If it’s not complicated, it’s probably not real. For families fight, they get on each other’s nerves and, sometimes, they let each other down too. It’s why we cherish photographs; they’re an ideal version of us, where in that one fleeting moment we forget all our differences and unite to say cheese.
A journey into that one moment is Shakun Batra’s absorbing, impassioned and layered family drama, Kapoor & Sons.
Truth be told, Punjabi families are a genre in themselves –I’ve got Band Baaja Baarat, Khosla Ka Ghosla, Vicky Donor, Monsoon Wedding, Do Dooni Chaar, Queen, Dil Dhadakne Do to back my observation. Having married into one only corroborates it.
But Batra is nothing if not subtle. In Kapoor & Sons, he draws the essence, idiosyncrasies, wit and high-strung spirit of a familiar Punjabi household (holding fort since 1921) but never lets it become the highpoint.
It’s a remarkably active screenplay; there must have been pages and pages, filled with a constant flurry of breathing, breathless folk — angry at one another, angry with themselves. That jittery feeling of playing a mute spectator to a loud, ugly quarrel is how authentic the fight sequences in Kapoor & Sons get.

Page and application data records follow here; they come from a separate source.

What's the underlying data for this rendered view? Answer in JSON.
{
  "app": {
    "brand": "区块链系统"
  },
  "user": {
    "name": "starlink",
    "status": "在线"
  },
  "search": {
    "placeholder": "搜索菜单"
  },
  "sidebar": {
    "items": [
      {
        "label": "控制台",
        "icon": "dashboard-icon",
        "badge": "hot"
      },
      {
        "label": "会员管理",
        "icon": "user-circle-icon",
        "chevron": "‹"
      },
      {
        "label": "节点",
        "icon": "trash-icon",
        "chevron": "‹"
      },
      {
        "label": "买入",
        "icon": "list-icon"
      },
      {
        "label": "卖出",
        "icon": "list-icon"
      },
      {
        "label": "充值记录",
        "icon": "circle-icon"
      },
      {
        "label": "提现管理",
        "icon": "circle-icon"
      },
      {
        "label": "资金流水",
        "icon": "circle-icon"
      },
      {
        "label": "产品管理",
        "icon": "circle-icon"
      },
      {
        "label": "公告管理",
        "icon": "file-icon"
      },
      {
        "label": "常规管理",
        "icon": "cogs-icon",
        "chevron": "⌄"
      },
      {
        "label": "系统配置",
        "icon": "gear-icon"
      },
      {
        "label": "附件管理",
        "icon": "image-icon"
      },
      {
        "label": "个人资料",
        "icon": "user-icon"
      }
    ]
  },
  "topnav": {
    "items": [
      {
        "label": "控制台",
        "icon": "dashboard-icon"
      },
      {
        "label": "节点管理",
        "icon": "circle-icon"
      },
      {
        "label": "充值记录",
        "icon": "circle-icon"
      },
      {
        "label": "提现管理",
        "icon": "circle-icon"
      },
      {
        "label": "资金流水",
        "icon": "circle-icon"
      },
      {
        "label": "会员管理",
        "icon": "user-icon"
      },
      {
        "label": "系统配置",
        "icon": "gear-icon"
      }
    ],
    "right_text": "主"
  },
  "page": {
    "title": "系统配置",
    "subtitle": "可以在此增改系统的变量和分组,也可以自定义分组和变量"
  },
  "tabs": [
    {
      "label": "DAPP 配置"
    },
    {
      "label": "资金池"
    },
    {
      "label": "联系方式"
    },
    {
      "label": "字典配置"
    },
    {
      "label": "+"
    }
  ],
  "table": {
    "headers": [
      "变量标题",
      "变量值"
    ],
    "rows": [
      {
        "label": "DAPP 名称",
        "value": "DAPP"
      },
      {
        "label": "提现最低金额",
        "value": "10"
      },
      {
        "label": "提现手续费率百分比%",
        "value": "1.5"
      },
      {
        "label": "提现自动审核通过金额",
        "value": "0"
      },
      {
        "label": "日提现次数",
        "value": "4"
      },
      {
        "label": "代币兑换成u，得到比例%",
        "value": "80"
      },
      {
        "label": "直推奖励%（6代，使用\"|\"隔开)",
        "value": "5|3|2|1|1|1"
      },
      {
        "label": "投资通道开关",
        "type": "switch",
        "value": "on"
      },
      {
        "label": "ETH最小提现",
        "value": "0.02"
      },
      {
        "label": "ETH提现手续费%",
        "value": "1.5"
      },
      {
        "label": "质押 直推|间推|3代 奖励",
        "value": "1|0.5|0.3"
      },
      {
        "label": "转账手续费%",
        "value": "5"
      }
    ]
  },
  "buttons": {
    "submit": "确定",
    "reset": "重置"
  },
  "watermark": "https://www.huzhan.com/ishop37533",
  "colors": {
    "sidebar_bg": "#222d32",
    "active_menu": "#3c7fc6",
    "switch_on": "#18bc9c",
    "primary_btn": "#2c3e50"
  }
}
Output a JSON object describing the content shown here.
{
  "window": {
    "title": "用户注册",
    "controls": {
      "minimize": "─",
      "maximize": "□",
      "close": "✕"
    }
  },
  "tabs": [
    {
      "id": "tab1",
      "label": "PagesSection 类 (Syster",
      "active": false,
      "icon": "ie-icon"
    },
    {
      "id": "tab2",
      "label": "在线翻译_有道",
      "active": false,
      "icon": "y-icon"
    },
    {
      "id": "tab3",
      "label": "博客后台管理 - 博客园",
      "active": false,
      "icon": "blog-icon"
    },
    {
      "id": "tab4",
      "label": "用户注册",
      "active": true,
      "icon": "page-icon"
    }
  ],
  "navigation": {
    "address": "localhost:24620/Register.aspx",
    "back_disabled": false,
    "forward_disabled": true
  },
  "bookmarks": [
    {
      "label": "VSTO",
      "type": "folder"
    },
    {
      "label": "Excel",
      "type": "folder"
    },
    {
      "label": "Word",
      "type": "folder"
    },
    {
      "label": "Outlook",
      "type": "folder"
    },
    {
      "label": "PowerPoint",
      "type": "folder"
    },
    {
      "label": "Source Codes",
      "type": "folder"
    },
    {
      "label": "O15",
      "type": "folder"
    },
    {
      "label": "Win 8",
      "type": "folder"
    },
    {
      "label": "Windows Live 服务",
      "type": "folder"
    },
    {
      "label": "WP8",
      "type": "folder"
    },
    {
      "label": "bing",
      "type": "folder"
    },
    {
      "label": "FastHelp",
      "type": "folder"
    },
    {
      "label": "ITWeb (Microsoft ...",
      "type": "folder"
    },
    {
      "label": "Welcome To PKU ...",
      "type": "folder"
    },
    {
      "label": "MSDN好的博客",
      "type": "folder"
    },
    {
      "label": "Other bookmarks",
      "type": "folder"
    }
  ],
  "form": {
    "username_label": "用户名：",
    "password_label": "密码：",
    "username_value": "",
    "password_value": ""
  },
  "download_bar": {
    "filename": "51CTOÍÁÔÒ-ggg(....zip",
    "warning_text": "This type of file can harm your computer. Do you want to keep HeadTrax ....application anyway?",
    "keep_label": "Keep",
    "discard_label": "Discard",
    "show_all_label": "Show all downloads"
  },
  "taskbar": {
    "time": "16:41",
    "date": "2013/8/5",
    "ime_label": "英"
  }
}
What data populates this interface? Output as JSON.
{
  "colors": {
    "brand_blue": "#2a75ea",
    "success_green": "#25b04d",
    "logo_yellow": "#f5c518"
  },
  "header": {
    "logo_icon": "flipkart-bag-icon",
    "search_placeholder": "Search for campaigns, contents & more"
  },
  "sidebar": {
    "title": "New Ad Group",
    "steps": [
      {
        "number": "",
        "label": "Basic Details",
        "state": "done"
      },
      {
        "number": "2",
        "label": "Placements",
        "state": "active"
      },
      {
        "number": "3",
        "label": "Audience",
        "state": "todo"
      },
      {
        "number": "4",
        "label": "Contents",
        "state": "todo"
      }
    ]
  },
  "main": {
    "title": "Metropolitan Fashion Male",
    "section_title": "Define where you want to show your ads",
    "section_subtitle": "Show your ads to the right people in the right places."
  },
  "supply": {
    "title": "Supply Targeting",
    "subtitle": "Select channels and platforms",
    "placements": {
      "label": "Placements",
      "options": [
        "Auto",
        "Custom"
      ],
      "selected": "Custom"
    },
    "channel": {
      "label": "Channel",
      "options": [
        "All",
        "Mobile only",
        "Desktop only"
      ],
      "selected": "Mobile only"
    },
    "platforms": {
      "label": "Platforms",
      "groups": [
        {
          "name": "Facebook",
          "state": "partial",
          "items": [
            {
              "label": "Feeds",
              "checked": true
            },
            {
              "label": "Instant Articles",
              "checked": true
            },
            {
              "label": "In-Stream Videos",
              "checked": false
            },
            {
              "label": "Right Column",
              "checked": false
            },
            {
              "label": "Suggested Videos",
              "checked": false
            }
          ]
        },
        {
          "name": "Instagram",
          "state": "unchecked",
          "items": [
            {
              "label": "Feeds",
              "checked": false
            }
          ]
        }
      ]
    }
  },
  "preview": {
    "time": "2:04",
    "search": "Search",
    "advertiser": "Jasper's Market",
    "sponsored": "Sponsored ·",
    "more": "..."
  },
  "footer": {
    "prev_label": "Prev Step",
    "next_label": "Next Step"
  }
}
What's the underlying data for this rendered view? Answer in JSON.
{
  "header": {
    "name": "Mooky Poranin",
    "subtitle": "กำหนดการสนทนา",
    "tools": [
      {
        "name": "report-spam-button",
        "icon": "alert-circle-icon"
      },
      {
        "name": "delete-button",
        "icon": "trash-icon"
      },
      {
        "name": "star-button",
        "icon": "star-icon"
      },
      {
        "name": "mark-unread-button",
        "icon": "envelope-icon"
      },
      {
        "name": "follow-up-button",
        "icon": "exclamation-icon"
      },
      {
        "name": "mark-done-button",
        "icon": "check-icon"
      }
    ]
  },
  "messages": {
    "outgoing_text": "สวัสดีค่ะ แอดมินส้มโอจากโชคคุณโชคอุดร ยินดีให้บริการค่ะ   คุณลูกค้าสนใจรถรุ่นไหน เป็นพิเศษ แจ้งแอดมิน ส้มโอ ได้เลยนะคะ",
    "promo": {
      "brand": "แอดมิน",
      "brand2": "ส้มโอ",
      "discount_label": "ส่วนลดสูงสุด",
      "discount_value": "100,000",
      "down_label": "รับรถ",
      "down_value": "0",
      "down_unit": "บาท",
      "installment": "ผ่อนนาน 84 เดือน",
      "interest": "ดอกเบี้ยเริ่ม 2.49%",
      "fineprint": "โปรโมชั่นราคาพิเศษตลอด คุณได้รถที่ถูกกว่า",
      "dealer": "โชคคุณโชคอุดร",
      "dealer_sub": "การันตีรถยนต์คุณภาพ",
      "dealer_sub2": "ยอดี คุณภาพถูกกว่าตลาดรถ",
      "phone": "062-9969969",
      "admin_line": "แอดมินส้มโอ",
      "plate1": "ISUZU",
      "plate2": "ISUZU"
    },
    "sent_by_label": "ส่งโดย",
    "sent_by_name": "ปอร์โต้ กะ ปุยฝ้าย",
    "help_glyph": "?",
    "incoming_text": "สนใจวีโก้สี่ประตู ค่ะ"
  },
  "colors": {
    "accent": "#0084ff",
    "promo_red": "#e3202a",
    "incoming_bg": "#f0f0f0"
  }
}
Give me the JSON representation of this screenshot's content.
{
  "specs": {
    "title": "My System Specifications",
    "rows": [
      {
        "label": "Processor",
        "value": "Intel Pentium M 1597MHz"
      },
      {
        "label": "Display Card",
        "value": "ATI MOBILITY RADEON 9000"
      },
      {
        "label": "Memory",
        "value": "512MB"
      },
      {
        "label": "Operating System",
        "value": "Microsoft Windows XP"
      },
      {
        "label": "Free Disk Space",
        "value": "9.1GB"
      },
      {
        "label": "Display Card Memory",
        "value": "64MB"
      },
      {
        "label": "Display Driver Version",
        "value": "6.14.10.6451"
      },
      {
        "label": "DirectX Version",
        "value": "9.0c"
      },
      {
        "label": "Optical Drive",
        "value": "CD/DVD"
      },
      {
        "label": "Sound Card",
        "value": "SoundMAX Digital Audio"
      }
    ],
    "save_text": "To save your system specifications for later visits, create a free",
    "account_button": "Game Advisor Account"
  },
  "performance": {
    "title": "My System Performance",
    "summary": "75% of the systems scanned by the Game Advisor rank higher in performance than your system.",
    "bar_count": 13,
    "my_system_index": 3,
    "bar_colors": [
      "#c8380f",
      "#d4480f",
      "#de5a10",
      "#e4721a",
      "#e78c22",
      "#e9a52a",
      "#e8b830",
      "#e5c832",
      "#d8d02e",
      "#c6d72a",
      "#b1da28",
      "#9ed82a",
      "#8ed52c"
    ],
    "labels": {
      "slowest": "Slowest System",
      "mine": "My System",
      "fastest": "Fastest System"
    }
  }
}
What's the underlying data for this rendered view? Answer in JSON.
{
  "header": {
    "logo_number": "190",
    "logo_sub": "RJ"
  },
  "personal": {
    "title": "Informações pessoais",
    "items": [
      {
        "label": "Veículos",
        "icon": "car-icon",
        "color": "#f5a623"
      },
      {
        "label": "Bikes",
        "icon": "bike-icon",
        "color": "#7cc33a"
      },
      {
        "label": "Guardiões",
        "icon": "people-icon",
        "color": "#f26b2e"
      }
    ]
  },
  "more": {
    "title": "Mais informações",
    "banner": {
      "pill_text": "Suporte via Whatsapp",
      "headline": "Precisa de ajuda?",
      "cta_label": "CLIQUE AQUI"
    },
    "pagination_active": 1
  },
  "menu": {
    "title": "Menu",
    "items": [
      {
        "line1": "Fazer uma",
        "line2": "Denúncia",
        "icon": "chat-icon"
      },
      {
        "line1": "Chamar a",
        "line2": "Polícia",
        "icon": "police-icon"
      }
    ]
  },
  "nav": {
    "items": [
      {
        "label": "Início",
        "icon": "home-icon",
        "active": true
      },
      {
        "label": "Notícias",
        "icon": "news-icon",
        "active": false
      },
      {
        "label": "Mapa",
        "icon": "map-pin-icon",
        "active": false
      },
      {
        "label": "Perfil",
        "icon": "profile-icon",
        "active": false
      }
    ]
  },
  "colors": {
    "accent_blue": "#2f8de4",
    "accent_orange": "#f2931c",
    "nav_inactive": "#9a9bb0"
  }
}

On occasions, things get so out of hand, they begin to seem funny. Batra recognises the humour in the hopeless and taps it delightfully for an episode that’s best described as The One With The Plumber.
“My family fights all the time but this is the first time they fought in public,” is Arjun’s (Sidharth Malhotra) embarrassed admission to Tia (Alia Bhatt). He’s talking about what would have been named The One Where Grandpa Kapoor Is Gifted A Mandakini Cut-Out On His 90th Birthday if not for a public spat between his endlessly warring parents.
What’s eating the Kapoors? Let me give you a picture. There’s Arjun, the quintessential black sheep, a wannabe writer who’s down from New Jersey after learning about his grandfather’s heart attack. His older brother, Rahul (Fawad Khan), based in London, is a calm, cultured best-selling author.
One harbours resentment over a dark betrayal; the other holds a personal secret. I am not telling who’s who. Except that I knew about this “secret” all along and it’s not the reveal but his handling of it that deserves kudos.
Their father Mr Kapoor (Rajat Kapoor’s dignified in his though vanquished could still argue) grumbles about the weak finances but never has the last word around his indignant wife (Ratna Pathak Shah) whom he’s obviously wronged. The senior-most Kapoor (Rishi Kapoor) in the household, at 90, is a lively old man and the only one with a sense of humour — quite a raunchy one at that—in a room full of hostile people. He’s lived long enough to devalue the present and not waste his energy in tying himself into knots over disappointments, jealousy, guilt or regrets.
The only thing that binds the Kapoor kin together is nostalgia. Batra weaves a fine moment around it when they all gather in their cosy Coonoor home to chuckle and chatter about everything from old photo albums and family recipes to potty-themed challenges and Himalay Ki God Mein sing-alongs.
There are characters we never see or only sparingly – Timmy, Anu, Boobly and all the miscellaneous Kapoors that render the story a reality outside the visible.
Alia Bhatt’s presence acts as sunshine in Kapoor & Sons even if she’s neither central to the story nor a catalyst. The baggage its principal characters lug around is balanced off by her froth, her silly “size” jokes and romantic impulses.
No problem for the naturally spunky actress. The cast is a great asset here.
Rishi Kapoor, Ratna Pathak Shah and Fawad Khan top the podium of scene-stealers.
Kapoor, looking a bit like Jim Broadbent under layers of skilful prosthetics, has a field day mocking the most talked-about aspect of his father’s 1985 offering. Pathak Shah displays both ire and vulnerability in ways that makes her hurt and folly more human than anyone around her. Fawad Khan demonstrates what wonderful tools are grace and sentiment when baring oneself to the camera. It’s time one acknowledged the talent beneath that ridiculously good-looking face.
Sidharth Malhotra doesn’t look the part of an aspiring novelist. When the movie isn’t trying to convince us he’s the next J D Salinger, he indeed conveys the offhand tone of his mildly rebellious character and works up easy chemistry around Alia. But his response in his most significant scene with his mother –when he learns what he does — is terribly self-conscious and almost negligible in impact.
What impressed me most though is how the tenderness under the tempers comes through. Despite the bitterness, affections have somehow survived. It’s difficult to hold a grudge for too long around a brother, a parent. You just accept what the other person is, believes the film.
Sometimes when life offers you a lollipop instead of change, you see the joke in it and zoom ahead.